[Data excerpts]

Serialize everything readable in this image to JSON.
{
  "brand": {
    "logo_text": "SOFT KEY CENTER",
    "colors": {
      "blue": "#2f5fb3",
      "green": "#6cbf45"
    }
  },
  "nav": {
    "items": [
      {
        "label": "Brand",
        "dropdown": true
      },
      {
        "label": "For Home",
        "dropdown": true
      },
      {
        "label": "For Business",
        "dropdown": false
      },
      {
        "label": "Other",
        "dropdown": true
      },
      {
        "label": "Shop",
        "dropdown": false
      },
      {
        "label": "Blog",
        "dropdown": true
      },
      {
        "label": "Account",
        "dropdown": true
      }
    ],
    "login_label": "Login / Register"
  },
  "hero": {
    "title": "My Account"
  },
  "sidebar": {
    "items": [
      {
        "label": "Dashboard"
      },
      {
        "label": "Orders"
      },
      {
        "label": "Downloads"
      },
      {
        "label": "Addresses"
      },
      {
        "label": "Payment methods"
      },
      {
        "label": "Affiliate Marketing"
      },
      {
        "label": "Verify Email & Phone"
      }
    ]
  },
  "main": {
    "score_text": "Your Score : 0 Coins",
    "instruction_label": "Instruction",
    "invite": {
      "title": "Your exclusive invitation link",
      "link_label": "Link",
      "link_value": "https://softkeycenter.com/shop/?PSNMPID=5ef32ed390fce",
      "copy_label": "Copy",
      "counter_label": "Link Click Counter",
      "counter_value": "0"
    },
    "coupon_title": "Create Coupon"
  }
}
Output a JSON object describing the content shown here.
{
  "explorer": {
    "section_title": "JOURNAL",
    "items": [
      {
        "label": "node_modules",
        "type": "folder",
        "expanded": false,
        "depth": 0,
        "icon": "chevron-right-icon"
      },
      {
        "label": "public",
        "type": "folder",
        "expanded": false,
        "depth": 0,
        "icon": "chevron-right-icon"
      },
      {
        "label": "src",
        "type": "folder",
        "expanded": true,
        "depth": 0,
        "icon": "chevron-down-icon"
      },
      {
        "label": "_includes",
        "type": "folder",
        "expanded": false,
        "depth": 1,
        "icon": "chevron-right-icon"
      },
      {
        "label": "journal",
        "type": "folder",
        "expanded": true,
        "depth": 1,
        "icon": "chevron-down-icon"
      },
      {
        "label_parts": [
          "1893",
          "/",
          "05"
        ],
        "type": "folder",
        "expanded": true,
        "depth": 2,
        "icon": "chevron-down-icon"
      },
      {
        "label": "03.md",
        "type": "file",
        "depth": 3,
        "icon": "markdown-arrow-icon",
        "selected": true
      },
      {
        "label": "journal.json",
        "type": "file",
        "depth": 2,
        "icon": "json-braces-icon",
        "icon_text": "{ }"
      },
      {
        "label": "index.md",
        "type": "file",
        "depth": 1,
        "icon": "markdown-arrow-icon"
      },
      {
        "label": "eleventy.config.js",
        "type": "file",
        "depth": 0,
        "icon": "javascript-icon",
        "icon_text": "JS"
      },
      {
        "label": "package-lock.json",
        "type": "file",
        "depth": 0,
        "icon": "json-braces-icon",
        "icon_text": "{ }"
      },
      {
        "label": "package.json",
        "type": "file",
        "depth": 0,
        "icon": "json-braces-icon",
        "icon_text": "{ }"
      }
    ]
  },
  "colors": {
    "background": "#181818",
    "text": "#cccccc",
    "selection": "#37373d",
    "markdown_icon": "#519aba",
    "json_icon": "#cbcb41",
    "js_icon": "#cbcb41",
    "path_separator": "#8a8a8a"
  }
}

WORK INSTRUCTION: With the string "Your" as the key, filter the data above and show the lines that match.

RESPONSE TO THIS TASK:
    "score_text": "Your Score : 0 Coins",
      "title": "Your exclusive invitation link",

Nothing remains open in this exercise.